An open letter to Burt Rutan, regarding his WSJ commentary on human-caused climate disruption

Posted on January 27, 2012


[Update: My original post, Burt Rutan’s comments, and my responses to his comments have been copied here. That post has closed comments and will be updated with any further discussion Burt and I have, either in the massive comment thread below or independently. If you’re interested in just Burt’s and my discussion to date, minus the mass of additional commentary, please feel free to read the new post.]

Dear Mr. Rutan,

Ever since you won the Ansari X-Prize in 2004 you’ve been a minor hero of mine. I’ve felt that the development of private human spaceflight was the critical next step toward moving humanity off our small blue marble since I was in high school, and SpaceShipOne was the first major step in that direction. The commercialization of space travel is a large part of why I work in aerospace myself designing satellite and space vehicle electronics.

This is why I was disappointed to find that you had co-signed a Wall Street Journal commentary regarding human-caused climate disruption along with 15 other scientists and engineers. The commentary was replete with incorrect and misleading information. So much so, in fact, that I was surprised that you, as an engineer, would attach your name to it.

You may not be aware of this, but greenhouse crops are very productive because farmers take great care to ensure that the crops have optimal nutrition. The farmers ensure that the crops in the greenhouses have enough water, nitrogen, phosphorus, and other nutrients in addition to higher carbon dioxide. Without increasing all of these nutrients merely increasing carbon dioxide in the greenhouse’s air will not produce fast growing, nutritious crops. This is why the greenhouse claim made in the Journal commentary was incomplete and misleading – higher atmospheric carbon dioxide only leads to greater productivity when all other nutrients are also more available. It’s not a foregone conclusion that, outside of greenhouses, the other nutrients plants need to flourish will be more available. In fact, a great deal of research over the last few years suggests the opposite, that usable precipitation and fixed nitrogen will actually become rarer, counteracting most if not all of the improvements in crop yields and overall carbon sequestration by plants worldwide.

This is one example of incomplete and misleading information from the commentary you signed. There are at least five more. I can detail them for you if you are interested.

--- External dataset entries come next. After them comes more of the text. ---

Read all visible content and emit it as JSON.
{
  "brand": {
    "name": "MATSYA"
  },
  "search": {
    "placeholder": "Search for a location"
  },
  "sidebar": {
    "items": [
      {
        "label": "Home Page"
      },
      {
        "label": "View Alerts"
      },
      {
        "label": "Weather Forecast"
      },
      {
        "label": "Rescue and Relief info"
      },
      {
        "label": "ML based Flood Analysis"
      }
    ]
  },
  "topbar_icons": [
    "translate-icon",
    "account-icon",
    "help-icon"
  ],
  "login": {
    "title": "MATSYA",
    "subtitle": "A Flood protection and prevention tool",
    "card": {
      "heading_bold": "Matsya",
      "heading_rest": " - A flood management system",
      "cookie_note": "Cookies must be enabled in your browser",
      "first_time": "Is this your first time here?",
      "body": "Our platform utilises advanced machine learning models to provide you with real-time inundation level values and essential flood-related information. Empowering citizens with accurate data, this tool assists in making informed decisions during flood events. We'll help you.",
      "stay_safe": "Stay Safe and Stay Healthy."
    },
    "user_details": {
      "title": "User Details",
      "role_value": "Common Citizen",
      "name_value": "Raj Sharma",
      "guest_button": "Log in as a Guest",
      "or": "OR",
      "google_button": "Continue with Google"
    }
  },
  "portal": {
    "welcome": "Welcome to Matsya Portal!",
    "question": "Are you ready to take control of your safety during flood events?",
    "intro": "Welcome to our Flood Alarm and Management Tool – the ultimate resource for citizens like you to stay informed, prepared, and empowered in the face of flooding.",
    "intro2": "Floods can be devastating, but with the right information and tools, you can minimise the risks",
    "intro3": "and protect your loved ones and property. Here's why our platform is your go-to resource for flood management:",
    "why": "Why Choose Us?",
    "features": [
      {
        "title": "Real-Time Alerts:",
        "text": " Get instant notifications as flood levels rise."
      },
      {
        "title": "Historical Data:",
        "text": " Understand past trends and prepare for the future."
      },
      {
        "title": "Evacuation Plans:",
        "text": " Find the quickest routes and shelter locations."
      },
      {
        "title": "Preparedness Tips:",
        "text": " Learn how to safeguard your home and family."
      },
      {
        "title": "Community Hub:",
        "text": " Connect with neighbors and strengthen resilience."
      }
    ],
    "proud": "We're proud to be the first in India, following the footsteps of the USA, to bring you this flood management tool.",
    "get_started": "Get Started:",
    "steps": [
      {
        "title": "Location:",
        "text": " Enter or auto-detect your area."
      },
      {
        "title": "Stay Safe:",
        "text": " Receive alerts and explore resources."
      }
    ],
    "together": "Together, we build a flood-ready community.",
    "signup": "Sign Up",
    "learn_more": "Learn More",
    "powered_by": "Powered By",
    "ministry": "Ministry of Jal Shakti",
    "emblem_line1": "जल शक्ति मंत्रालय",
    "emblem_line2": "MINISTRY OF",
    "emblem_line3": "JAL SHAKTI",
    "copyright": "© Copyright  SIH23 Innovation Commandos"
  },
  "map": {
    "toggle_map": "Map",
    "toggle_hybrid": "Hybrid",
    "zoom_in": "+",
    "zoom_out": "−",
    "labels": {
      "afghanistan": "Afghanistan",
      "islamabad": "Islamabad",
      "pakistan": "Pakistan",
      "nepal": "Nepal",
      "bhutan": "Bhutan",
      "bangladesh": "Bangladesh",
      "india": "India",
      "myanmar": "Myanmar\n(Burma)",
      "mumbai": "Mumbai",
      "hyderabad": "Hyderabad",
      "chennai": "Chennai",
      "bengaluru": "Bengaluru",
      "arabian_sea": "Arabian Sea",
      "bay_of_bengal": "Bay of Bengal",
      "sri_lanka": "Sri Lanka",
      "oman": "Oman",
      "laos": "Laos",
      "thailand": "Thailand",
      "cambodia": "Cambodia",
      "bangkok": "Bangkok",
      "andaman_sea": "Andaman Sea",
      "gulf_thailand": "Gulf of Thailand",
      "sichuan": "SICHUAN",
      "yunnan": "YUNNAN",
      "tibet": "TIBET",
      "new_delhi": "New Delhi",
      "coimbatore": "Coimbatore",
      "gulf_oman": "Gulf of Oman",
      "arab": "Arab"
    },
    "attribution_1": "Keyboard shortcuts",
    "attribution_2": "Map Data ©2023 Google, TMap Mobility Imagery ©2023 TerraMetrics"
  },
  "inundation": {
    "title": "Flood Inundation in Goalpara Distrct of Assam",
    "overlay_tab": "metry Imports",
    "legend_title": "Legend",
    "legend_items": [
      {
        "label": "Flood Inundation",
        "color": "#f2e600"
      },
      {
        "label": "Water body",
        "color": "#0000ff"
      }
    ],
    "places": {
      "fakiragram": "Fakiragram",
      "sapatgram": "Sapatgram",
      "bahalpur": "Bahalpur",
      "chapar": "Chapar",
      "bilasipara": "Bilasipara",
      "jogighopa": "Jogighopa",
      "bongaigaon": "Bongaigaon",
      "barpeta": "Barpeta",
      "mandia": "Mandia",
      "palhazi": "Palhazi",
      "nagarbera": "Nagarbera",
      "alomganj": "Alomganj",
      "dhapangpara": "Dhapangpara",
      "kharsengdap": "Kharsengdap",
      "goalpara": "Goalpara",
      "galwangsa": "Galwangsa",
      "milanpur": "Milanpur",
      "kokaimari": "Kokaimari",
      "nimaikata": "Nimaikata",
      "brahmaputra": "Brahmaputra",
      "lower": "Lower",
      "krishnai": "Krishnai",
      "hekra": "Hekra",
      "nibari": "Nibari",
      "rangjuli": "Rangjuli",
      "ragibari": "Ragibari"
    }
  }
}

Mr. Rutan, as a successful engineer you have certainly developed an innate understanding that the quality of your opinions can only be as good as the information you have. In the case of human-caused climate disruption, I’m afraid that the information upon which you’re basing opinions appears to be rather poor quality. Climate realists like myself accept that the case for human-driven climate disruption is supported by multiple independent lines of evidence and that no alternative hypothesis yet presented has withstood scientific scrutiny or explained the observed climate changes. In this case, the strongest and best available data supports the proposition that humans are driving global climate disruption, that the disruptions to the Earth’s climate will continue to worsen this century, and the sooner we address the root causes of climate disruption, the better.

Mr. Rutan, if you our your people are reading this, I’d love to sit down with you sometime, engineer to engineer, and discuss why I think your opinions are based upon incorrect and incomplete data.

Very truly yours,

Brian Angliss